The Morning After is our semi-daily recap of the night's best basketball action. It wrote this after it finished Bubble Watch early this morning; it preemptively apologizes for any fatigue-induced typos.
No. 12 Georgetown 59, No. 19 Notre Dame 41: Every so often in the past three weeks, someone in a chat or on Twitter or wherever would ask whether "Game X" was the appropriate time for Georgetown fans to start freaking out. See, Georgetown has collapsed down the stretch a lot in recent years, and it seems the general fan consensus was that these collapses were systemic. The letdown would happen eventually. It was a matter of when, not if.
This has always been a silly question, perhaps one most easily answered with the following: "Have you seen this Georgetown team play defense?" After Monday night's dominant win over Notre Dame, such a retort has never been more appropriate.
Simply put, the Hoyas -- who share a league with the 29-1 Syracuse Orange, by the way -- play the best brand of defense in the Big East.
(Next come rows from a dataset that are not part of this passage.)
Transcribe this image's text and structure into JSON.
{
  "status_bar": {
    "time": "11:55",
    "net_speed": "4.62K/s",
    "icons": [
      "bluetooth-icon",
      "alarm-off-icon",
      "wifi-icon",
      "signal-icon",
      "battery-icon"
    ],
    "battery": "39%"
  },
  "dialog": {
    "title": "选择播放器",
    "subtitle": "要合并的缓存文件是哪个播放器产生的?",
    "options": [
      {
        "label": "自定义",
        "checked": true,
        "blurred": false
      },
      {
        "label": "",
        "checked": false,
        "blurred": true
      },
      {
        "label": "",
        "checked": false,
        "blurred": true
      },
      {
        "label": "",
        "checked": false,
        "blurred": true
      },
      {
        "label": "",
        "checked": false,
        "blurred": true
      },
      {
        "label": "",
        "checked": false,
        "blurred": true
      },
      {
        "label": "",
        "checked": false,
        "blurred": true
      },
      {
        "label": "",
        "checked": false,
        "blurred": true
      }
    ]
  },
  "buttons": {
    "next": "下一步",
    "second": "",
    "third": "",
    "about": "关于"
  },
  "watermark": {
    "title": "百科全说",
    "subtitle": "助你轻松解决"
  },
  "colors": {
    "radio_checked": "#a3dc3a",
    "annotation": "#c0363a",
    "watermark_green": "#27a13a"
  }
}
Throughout their now 12-5 campaign, they've allowed league opponents the fewest number of points per possession. On Monday, it was easy to see examples as to why: The Hoyas use their all-around length to challenge every shot, both from long range and inside the arc, with tenacity, and when their opponents miss -- and they do so more often against Georgetown than all but five teams in the country this season -- the Hoyas often secure the rebound. On Monday night, Georgetown held Notre Dame, a previously scorching squad, to just 17.6 percent on 3 of 17 shooting from long range. Forward Jack Cooley was a non-factor, saddled with foul trouble and unable to compete with the interior length of Henry Sims, and ND rarely got second chances on its misses. The result was .77 points per trip, by far the Irish's worst output of the past two months.
And then, after Georgetown had finished stifling ND on its own end, it brought the ball down the floor and played its trademark brand of patient, pass-first Princeton offense. Everyone was good, but Sims -- who has to be the best passing big man in the country -- was magnificent, scoring easy buckets on the low block but just as often slipping gorgeous bounce passes to Hoyas cutters prettier than anything any coach could ever hope to draw up. God, it was fun to watch.
In the offseason, when the basketball dries up and the depression sinks in, remind me to visit Sims' Synergy profile, click on his assists, and watch the video on an endless loop. (Actually, let me write than on my calendar: "April 20: Shave for first time in weeks. Then watch Henry Sims on Synergy." OK, got it. Let's move on.)
No. 4 Kansas 70, Oklahoma State 58: Actually, come to think of it, make that two offseason reminders: "May 15: Consider taking shower. Decide to pass. Then cue up every single made 3 of Keiton Page's 2011-12 season. Play on loop."
It's not so much that Page's shot itself is sweet -- though it is -- but rather about how Page gets his shots. My roommate, a former screen-utilizing wing player in high school, was watching the "SportsCenter" highlights of Page's night in total appreciation and awe. I think he said something like, "See, that just shows you, if you know how to play basketball and use screens and shoot, you can score." And I hate to tell him this, but he's right. Last night, a relatively unathletic 5-foot-7 dude became Oklahoma State's all-time leader in made 3s, and he got there because: a) he can shoot and b) he uses off-ball screens as well as any player in the country. Rub the shoulder and pin the defender. Fade if he overplays. Come off with your hands out, ready to shoot. Plenty of players in college hoops have these skills, but just as many don't, and with Page, you can't even call it a skill. It's more like an art.
Alas, Page's senior night excellence wasn't enough to stop the Big 12 steamroller that is Kansas, which clinched the outright 2012 Big 12 regular-season title with the win. It's the eighth straight season in which Kansas has won at least a share of its conference's top honors, which is, when you think about it, utterly insane.
The Jayhawks got there thanks in large part to their own senior guard, Tyshawn Taylor, who has, in his four years in Lawrence, morphed from a promising youngster to a mercurial personality to, now, a bonafide fan favorite. Taylor's scoring was incredible: 27 points, 10-of-15 from the field, 4-of-7 from 3.
After the game, Erin Andrews asked Taylor to describe how hard it was to guard Page. "He's a bad boy," Taylor said, an ultimate sign of respect for an opponent of four years. We can only assume the feeling was mutual.